# [Web page and app entries]

============================================================

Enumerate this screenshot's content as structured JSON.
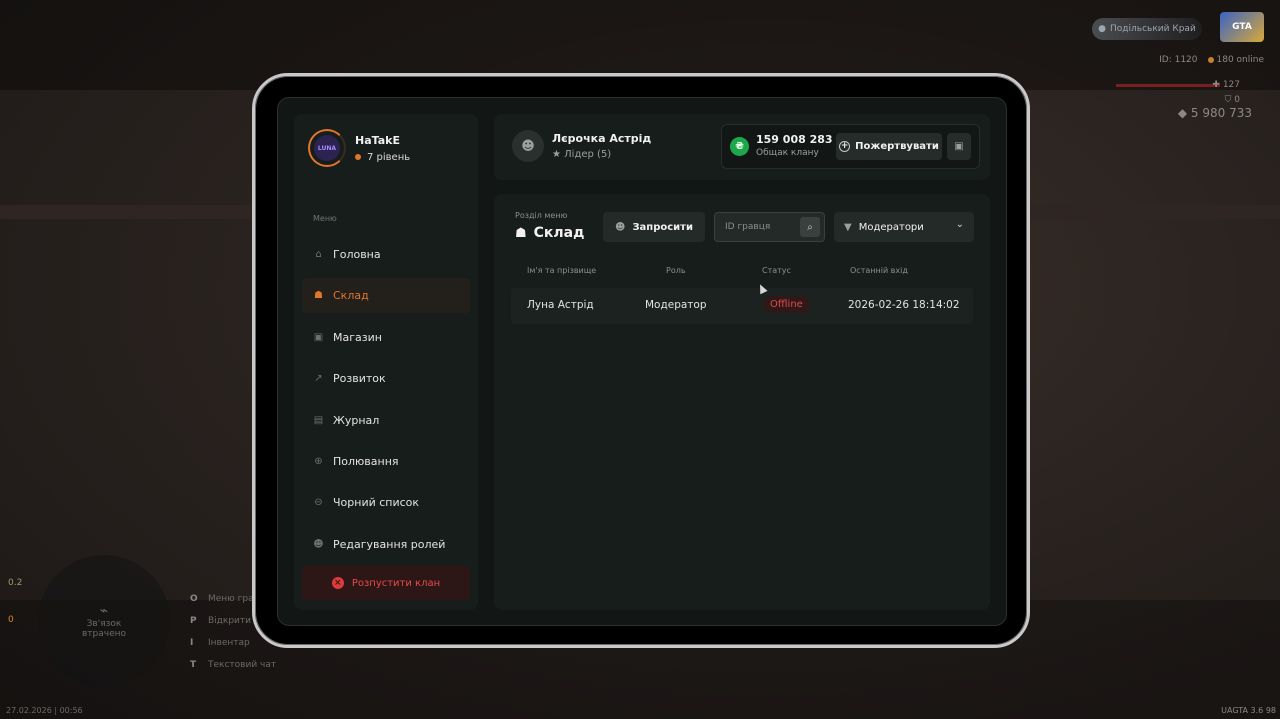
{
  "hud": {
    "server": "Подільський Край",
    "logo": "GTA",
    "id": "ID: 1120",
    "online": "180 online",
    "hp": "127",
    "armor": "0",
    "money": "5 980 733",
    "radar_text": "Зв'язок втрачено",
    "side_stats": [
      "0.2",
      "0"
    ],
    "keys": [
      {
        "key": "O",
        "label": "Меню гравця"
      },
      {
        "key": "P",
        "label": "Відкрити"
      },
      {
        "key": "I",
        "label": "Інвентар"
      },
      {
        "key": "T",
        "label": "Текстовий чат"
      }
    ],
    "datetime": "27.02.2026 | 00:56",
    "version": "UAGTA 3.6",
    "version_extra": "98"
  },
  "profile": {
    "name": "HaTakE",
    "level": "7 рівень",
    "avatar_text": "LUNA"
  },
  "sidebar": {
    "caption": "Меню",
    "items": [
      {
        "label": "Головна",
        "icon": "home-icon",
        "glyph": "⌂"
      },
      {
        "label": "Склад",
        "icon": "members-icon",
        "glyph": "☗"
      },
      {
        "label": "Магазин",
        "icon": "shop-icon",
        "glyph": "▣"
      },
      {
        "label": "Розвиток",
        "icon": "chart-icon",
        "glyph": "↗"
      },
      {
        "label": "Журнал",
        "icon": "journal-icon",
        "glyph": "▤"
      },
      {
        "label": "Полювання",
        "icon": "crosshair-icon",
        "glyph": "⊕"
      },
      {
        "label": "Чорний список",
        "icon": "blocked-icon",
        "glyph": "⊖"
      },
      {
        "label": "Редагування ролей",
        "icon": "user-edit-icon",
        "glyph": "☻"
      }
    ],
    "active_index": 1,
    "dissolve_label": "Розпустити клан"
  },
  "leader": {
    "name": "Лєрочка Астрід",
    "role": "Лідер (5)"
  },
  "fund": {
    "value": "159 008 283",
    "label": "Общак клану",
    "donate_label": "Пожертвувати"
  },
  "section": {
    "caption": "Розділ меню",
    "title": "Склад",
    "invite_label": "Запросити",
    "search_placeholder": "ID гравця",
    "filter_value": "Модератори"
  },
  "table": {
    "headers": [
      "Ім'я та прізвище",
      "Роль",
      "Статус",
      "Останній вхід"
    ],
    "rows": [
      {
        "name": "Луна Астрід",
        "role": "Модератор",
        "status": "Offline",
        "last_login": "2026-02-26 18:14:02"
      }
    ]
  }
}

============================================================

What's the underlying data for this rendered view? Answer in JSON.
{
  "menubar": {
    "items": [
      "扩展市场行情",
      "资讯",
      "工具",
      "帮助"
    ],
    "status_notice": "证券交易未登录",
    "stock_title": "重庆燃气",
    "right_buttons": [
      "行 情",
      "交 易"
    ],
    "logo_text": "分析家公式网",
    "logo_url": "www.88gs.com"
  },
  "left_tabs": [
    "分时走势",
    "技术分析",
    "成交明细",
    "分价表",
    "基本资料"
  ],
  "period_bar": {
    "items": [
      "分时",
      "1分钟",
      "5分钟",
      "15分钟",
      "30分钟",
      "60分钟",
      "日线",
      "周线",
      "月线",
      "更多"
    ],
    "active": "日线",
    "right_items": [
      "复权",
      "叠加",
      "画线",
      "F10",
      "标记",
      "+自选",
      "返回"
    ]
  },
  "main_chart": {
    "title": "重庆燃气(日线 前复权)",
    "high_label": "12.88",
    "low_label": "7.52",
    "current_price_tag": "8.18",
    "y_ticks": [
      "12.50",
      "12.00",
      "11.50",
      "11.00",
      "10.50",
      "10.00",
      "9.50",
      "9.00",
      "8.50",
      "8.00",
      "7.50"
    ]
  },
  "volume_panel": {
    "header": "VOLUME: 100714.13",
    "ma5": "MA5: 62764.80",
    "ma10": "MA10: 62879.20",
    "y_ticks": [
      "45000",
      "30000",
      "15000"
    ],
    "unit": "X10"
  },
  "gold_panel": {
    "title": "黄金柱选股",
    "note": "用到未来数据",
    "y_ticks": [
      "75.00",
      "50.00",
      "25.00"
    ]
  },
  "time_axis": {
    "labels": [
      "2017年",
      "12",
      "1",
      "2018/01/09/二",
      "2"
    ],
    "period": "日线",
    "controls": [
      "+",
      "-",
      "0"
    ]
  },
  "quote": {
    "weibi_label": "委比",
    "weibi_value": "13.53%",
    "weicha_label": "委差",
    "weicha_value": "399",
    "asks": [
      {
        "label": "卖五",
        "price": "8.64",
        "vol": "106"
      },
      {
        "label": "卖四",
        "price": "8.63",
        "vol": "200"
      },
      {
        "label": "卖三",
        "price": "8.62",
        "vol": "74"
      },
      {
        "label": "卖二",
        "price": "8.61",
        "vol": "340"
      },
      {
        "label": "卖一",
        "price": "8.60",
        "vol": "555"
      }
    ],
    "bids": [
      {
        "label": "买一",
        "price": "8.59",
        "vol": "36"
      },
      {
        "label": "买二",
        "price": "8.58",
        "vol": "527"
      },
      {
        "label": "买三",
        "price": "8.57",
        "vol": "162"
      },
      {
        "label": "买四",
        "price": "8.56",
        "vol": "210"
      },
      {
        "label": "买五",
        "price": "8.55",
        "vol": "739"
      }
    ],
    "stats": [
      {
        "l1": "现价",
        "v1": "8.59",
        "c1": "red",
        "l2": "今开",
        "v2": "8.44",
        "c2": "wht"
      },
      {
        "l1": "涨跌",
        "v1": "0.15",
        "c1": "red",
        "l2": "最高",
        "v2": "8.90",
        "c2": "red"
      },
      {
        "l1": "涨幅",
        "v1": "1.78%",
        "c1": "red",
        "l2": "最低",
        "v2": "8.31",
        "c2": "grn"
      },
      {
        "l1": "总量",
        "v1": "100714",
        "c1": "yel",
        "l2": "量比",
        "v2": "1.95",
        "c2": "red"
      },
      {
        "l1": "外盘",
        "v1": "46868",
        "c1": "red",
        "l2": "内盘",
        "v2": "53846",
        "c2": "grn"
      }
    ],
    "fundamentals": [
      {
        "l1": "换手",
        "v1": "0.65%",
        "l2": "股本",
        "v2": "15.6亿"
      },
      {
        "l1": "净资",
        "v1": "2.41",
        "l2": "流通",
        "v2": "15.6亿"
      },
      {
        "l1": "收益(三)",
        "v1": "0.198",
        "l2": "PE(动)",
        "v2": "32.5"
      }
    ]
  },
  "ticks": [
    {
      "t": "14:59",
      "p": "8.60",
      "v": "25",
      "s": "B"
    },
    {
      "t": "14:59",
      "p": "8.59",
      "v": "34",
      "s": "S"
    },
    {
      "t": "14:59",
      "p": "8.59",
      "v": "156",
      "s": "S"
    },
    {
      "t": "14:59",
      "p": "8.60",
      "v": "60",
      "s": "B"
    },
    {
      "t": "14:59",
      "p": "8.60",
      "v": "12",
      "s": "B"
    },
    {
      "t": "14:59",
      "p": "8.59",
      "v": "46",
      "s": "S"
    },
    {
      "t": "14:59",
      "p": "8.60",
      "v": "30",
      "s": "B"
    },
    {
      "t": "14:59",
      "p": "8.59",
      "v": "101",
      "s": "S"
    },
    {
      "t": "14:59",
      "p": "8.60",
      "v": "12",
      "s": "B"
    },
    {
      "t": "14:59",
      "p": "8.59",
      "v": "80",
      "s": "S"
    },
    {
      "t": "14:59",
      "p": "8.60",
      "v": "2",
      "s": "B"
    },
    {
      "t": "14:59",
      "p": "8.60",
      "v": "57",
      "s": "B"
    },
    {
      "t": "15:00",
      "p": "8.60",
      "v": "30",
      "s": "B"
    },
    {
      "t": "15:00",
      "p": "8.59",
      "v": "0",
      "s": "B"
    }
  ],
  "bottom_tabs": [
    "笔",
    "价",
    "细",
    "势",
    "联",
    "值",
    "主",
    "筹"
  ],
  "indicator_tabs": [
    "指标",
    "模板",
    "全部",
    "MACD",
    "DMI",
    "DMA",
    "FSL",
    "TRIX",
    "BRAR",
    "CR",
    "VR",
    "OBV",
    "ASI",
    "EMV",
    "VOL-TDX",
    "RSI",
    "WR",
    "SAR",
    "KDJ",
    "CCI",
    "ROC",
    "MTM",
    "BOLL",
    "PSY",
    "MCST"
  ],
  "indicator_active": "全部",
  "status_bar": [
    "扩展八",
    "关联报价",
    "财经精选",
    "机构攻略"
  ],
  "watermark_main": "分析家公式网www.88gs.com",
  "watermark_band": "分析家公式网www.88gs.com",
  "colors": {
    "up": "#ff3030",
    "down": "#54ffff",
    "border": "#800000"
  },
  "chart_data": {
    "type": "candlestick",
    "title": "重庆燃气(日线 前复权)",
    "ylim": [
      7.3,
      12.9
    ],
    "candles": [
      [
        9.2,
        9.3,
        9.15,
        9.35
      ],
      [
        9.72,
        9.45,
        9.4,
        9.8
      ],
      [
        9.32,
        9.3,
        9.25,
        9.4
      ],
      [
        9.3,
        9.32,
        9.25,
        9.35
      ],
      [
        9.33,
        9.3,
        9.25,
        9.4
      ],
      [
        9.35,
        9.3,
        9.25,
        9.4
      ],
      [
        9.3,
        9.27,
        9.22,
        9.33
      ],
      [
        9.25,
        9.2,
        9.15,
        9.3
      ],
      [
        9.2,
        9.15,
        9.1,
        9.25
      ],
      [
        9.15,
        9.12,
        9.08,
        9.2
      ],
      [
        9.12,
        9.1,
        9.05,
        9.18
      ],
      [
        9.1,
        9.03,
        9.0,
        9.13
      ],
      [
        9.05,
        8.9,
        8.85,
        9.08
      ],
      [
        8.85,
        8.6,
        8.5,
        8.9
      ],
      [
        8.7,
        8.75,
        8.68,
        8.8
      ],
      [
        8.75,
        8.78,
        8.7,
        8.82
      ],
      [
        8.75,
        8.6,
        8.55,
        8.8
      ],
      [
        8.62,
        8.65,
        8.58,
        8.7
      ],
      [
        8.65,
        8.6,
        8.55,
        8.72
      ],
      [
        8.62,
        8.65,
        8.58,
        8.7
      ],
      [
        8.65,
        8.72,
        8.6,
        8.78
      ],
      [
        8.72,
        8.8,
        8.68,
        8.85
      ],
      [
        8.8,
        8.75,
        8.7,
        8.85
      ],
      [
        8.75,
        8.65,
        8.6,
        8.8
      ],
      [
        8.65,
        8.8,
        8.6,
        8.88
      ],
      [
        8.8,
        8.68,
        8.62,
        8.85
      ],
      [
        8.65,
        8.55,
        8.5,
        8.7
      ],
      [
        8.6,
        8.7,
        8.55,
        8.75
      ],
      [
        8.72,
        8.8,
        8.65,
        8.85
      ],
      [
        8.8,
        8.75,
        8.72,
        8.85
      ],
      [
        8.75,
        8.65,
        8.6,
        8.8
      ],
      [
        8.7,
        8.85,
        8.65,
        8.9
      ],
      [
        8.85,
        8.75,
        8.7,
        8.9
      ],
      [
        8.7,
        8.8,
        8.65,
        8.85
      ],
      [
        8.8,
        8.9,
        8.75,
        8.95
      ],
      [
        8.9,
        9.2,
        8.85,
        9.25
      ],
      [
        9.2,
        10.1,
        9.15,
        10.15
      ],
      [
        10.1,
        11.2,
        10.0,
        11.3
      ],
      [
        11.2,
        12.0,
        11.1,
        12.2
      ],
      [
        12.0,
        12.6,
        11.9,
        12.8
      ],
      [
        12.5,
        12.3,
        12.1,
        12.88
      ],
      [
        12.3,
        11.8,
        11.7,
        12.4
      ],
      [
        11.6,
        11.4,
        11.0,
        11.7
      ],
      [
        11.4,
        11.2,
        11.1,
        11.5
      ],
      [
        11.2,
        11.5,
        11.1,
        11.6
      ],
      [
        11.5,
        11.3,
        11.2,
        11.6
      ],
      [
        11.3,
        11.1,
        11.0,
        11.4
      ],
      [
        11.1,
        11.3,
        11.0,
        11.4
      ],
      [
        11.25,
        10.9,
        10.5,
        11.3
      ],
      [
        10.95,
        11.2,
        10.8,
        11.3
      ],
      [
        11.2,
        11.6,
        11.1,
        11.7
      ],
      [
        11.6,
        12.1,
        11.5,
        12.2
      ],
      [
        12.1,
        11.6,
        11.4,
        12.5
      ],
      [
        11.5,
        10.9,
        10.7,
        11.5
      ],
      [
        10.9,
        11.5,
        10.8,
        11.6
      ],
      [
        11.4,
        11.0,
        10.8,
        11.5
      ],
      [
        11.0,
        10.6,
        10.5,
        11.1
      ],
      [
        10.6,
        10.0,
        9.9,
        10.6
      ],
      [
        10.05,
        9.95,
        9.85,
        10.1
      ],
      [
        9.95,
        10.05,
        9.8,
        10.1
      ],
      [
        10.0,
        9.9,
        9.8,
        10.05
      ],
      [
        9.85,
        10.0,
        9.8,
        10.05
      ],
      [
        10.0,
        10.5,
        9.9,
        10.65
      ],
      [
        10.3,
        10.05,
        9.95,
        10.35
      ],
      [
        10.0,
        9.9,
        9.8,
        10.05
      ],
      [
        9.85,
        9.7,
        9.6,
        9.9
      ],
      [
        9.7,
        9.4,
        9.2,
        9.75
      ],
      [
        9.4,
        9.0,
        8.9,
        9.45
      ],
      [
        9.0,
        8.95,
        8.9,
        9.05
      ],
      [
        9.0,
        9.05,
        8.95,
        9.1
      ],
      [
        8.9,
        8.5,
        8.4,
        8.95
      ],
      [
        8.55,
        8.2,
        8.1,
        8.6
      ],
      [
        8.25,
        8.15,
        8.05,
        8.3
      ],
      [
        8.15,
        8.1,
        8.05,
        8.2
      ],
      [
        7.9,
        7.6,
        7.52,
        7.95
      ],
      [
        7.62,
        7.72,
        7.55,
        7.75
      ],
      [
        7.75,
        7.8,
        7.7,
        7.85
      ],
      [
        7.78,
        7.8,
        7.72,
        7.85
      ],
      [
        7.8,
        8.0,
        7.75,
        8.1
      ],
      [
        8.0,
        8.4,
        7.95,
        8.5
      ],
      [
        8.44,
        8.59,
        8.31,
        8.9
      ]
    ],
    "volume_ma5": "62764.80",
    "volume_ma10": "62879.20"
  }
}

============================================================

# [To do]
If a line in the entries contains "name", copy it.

# [Answer section]
    "name": "HaTakE",
    "name": "Лєрочка Астрід",
        "name": "Луна Астрід",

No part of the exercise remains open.